A longtime staple of the Paleo diet, bone broth is quickly picking up steam in health-conscious circles across the country — not to mention restaurants, juice bars and coffee shops. As February continues to pound much of the country with snow and freezing temperatures, here’s how you can use this elixir to heat up and heal up.
What is it?
Toted as an up-and-coming “superfood,” bone broth is loaded with protein and essential minerals like calcium, phosphorus, magnesium, potassium and iodine. Though there are many varieties, the basic foundation is just what it sounds like: homemade stock made from water; beef, chicken or fish bones, seasoning and sometimes vegetables.
1. Promotes gut health
Bone broth has a high concentration of gelatin, which helps heal the digestive track, and leads to better overall digestive health. That means less diarrhea, constipation and gastrointestinal sensitivity.
2. Improves hair, skin and nail health
The gelatin in bone broth also boosts collagen, supporting skin regeneration and hair and nail growth.
3. Promotes healthy bones and joints
Bones are close to 50% protein by volume, and sipping bone broth can provide the building blocks for healthy bones and joints. The glucosamine in bone broth can also help repair damaged and inflamed joints.
4. Builds immune system
Experts say the high concentration of minerals found in bone broth strengthens and restores your immune system to help fight infections It can also be a soothing drink when you’re sick — especially if you don’t have an appetite or can’t keep down solid foods.
5. Promotes sleep
Glycine, an amino acid found in bone broth, has been shown to soothe the mind and help people sleep better.
How to make bone broth at home

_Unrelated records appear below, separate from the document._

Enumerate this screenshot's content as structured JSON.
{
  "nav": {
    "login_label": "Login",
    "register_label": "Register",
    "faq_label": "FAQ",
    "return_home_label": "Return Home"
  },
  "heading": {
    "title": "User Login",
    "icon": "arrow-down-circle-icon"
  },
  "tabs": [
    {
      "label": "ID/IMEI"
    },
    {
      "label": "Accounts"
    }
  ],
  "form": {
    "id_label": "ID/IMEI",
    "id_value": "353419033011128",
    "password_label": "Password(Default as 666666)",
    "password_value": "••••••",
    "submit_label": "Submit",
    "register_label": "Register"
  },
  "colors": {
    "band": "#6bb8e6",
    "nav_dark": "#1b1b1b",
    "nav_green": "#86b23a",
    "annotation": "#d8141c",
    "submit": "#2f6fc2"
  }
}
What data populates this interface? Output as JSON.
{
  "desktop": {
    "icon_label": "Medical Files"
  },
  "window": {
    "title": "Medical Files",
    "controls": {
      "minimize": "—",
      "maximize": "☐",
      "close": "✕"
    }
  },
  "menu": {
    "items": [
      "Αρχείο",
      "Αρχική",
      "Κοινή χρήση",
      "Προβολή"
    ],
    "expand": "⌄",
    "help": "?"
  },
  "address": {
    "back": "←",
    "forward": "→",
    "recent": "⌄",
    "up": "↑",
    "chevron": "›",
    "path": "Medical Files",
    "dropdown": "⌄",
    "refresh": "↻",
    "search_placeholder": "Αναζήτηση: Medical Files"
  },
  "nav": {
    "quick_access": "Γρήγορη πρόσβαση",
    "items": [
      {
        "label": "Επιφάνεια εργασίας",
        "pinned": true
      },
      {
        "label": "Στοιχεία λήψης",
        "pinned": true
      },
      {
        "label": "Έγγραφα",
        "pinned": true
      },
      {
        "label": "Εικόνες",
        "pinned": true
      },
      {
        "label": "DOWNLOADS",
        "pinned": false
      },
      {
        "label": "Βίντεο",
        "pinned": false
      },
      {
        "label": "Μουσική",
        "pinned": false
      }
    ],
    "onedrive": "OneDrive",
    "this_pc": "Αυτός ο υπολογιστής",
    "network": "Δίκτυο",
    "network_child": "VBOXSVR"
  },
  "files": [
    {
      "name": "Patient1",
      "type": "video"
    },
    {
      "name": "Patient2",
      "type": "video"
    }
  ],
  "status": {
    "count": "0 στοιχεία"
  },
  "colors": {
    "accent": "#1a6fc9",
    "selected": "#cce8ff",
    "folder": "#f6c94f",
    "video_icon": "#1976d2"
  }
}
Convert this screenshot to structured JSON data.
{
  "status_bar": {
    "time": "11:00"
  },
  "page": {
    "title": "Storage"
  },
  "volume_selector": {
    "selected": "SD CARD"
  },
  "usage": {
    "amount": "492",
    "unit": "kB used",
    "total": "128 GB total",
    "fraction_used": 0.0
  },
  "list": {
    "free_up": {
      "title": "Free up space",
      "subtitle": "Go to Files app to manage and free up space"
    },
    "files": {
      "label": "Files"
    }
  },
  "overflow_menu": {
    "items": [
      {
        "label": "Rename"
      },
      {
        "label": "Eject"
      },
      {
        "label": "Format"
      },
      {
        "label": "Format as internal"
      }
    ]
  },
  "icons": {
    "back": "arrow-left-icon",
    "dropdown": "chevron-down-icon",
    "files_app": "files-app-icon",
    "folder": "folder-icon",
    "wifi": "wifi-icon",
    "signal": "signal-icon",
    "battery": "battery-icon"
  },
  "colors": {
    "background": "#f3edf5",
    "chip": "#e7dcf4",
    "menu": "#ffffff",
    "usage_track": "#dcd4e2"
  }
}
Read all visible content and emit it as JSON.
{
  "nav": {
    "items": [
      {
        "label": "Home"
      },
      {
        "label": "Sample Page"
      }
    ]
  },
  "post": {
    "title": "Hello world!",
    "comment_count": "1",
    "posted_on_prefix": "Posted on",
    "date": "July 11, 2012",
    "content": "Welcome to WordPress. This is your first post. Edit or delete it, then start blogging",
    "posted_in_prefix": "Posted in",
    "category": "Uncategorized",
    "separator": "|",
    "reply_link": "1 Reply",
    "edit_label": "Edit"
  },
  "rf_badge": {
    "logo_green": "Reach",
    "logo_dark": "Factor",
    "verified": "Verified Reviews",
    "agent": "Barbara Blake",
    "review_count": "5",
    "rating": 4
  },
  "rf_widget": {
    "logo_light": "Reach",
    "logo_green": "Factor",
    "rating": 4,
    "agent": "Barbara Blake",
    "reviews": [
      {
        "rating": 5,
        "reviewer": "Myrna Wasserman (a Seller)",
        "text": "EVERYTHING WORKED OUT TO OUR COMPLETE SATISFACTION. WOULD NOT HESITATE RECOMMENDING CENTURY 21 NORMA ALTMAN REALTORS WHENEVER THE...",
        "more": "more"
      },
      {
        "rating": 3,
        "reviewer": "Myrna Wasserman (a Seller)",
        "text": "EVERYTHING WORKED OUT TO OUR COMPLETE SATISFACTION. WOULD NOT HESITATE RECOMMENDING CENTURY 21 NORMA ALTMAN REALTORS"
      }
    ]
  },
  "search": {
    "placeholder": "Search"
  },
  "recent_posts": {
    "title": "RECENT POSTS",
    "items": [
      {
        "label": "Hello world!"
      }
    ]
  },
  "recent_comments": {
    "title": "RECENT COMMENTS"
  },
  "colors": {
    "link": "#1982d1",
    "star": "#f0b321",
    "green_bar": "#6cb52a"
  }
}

Some grocery stores offer commercial varieties, but homemade broth is far more nutritious (and tastier) than their store-bought counterparts. To get started, fetch some bones from your local butcher or Asian food market. Here’s what to look for:
- Chicken, duck, turkey or goose bones
- Beef bones, beef knuckles and oxtails
- Fish bones
- “Soup bones” (shank bones that are typically round, cut into 4-inch pieces and have marrow)
- Other odds and ends not typically found in grocery stories, like chicken feet and neck
Stuff the bones into a large slow cooker or stock pot. For flavor, you can add any leftover vegetables and herbs you may have. Seasoning is also OK, but avoid salt, as it prevents minerals from extracting from the bones. Boil on low from 6 to 72 hours — the longer the better, as bones start to disintegrate and release nutrients and proteins into the water as more time passes. The resulting stock will range from translucent to dark brown in color. Freeze leftovers for cold weather sipping or an immune-boosting pick-me-up anytime of the year.
CATEGORIES: Healthy Food, Healthy Food, Recipe, Recipe, Superfood, Superfood, Health Benefits, Health Benefits, Bone BrothBone Broth